Stemming from an idea that originated at the Manana Festival in Santiago de Cuba two years ago, Marquez fuses his love for dynamic Afro-Cuban and Caribbean flavors on SANTIAGO SESSIONS with classic Fania tracks from icons such as Hector Lavoe, Ray Barretto, Tito Puente and Celia Cruz. Standout tracks include “Aguanile,” the iconic song from Fania legends Willie Colon and Hector Lavoe which first appeared on the album El Juicio in 1972, for which Marquez enlisted noted musicians Bobby Wilmore and Lazaro Galarraga, who specialize in Afro-Cuban percussion, to perform on congas and bata drums.

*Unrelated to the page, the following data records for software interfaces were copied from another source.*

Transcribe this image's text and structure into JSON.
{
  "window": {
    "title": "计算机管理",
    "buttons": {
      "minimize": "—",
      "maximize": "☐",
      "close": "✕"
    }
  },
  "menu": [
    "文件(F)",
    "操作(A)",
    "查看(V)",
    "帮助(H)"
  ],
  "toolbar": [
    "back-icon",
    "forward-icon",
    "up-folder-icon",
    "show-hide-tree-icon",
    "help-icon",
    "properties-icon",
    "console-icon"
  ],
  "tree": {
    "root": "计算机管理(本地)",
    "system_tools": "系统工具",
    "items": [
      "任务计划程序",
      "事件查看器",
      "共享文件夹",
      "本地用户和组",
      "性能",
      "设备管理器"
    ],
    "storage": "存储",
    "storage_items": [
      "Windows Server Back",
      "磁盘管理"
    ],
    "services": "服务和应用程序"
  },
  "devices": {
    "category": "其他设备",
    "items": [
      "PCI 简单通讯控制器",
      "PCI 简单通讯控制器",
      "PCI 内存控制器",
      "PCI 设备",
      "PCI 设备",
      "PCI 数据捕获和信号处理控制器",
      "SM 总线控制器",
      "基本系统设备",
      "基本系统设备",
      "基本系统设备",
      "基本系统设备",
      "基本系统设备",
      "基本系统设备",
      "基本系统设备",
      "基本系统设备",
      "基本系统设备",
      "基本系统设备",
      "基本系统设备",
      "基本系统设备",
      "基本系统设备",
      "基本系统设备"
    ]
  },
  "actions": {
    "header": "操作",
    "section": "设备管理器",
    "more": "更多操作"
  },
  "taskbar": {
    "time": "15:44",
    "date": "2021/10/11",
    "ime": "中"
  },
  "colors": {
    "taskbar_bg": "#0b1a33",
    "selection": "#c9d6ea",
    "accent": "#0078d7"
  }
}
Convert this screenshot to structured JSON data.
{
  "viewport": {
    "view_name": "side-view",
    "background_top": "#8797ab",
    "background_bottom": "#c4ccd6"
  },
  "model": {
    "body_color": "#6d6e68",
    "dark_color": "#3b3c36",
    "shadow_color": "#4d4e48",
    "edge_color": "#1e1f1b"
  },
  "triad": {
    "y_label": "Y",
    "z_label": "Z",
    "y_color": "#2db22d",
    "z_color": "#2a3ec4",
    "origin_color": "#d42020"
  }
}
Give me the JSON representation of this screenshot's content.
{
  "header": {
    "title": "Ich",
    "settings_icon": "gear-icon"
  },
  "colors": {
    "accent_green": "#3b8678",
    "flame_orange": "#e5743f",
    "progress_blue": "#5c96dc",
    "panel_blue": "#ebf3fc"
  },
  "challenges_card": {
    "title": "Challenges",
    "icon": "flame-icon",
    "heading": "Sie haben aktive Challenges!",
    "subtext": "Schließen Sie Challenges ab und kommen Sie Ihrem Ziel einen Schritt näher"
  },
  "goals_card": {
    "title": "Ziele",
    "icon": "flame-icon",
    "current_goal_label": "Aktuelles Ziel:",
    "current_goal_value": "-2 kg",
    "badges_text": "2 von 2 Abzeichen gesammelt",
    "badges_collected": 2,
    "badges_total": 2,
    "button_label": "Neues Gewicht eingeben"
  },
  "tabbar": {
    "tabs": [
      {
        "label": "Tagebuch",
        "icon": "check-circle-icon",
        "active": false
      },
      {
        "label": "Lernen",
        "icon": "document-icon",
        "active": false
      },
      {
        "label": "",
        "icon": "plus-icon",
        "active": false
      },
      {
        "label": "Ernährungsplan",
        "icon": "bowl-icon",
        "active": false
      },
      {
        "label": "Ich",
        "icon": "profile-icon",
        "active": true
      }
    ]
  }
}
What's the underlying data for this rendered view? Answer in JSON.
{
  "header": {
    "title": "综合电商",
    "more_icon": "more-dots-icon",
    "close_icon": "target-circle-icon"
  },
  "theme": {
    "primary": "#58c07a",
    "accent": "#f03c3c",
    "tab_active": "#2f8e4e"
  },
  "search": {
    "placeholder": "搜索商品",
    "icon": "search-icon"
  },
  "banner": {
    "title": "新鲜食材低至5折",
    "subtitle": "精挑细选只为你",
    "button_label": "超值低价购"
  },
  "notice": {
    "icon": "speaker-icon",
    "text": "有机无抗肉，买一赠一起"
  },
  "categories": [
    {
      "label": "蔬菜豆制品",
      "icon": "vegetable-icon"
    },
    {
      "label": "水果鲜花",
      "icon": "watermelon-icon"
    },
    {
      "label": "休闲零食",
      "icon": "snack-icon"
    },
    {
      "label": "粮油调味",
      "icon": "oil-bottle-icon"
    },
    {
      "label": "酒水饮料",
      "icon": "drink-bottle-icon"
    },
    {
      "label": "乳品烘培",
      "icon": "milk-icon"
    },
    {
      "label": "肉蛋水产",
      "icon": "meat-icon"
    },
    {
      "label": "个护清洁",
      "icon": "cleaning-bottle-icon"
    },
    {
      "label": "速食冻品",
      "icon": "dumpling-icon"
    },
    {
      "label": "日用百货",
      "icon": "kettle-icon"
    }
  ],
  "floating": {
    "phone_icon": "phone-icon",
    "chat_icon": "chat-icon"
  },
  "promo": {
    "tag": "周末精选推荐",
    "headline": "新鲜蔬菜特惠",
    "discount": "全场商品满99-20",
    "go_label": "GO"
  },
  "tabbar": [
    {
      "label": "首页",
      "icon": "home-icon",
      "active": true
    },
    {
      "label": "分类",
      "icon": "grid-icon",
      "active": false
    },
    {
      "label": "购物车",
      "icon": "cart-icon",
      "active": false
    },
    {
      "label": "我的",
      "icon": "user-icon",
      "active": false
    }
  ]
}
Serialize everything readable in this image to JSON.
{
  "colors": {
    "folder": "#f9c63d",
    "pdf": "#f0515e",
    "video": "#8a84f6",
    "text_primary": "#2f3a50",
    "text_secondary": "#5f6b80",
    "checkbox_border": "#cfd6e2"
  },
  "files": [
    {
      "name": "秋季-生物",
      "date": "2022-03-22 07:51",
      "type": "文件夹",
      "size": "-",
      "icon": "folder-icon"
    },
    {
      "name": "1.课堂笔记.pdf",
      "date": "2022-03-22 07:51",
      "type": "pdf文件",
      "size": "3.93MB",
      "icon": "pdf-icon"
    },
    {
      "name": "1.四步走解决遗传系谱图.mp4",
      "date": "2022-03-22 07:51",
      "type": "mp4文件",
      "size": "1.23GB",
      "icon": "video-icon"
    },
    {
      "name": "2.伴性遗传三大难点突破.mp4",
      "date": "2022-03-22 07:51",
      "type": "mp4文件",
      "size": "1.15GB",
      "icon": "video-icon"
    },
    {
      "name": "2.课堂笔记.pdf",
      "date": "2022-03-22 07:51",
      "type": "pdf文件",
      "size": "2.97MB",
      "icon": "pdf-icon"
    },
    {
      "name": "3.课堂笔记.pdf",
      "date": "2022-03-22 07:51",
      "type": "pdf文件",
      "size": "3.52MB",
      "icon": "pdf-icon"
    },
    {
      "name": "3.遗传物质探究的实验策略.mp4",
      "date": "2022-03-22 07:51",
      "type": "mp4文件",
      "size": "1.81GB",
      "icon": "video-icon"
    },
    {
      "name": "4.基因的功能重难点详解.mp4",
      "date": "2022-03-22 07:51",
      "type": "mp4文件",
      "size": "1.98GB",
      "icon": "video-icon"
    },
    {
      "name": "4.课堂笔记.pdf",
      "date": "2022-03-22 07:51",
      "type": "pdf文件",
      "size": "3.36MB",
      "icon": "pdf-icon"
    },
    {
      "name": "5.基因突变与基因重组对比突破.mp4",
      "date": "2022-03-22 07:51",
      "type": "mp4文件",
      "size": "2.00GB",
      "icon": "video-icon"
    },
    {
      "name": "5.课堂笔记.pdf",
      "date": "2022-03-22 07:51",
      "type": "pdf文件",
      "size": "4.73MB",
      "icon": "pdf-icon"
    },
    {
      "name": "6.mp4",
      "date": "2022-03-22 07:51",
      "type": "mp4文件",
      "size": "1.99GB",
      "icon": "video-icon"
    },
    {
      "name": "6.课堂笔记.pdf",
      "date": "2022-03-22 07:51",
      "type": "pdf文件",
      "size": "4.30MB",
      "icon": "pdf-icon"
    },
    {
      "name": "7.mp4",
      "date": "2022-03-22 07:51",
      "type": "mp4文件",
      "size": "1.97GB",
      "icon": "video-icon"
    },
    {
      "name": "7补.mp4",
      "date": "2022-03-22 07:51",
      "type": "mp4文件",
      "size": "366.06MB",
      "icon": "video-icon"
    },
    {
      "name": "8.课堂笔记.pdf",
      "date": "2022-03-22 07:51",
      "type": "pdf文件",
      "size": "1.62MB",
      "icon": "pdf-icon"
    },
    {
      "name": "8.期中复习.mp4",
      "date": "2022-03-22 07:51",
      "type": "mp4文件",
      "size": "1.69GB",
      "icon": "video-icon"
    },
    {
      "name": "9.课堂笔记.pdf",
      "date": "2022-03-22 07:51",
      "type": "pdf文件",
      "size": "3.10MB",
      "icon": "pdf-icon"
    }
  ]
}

Another showstopper on the release is “Herencia Africana,” which was composed by Javier Vazquez and recorded by the legendary Celia Cruz and Sonora Matancera on the album Feliz Encuentro, released in 1982. In the song, Cruz talks about her African Heritage/influence, so Marquez brought in US-based musicians originally from Mali to perform and emphasize the African elements of the song, using a djembe instead of congas and a Balafon which is a traditional African version of a marimba/xylophone.
Fania launched the groundbreaking ‘Hammock House’ series in 2011 with the release of its first acclaimed compilation from the celebrated producer/DJ Joe Claussell entitled ‘Hammock House Africa Caribe.’ With each thematic installment, Fania has teamed up with innovative DJ/producers such as Louie Vega, Toy Selectah and The Whiskey Barons, providing them with access to Fania's treasure vaults and the original multitrack master tapes from recordings by classic artists to create fresh takes on Fania’s musical legacy to introduce to new generations of fans.
1. Celia Cruz - Un Bembe Pa Yemaya (Jose Marquez Remix)
Congas: Bobby Wilmore, Lazaro Galarraga
Bata Drums: Bobby Wilmore, Lazaro Galarraga
2. Ray Barretto - Indestructible (Jose Marquez Remix)
Piano: Claudio Passavanti
Bass: Claudio Passavanti
Congas: Ismel Wignall
Saxophone: Elias Perez
Joaquin "Joe" Claussell
|African Fantasy (Joaquin Joe Claussell Remix)|
|Undeniable Love (Joaquin Joe Claussell Remix)|
|Mambo Mongo (Joaquin Joe Claussell Remix)|
|Chango (Joaquin Joe Claussell Remix)|
|Lucumi (Joaquin Joe Claussell Remix)|
|Exodus (Joaquin Joe Claussell Remix)|
|O Mi Shango (Joaquin Joe Claussell Remix)|
|Mi Congo Te Llama (Joaquin Joe Claussell Remi|
|Me Voy Ahora (Joaquin Joe Claussell Remix)|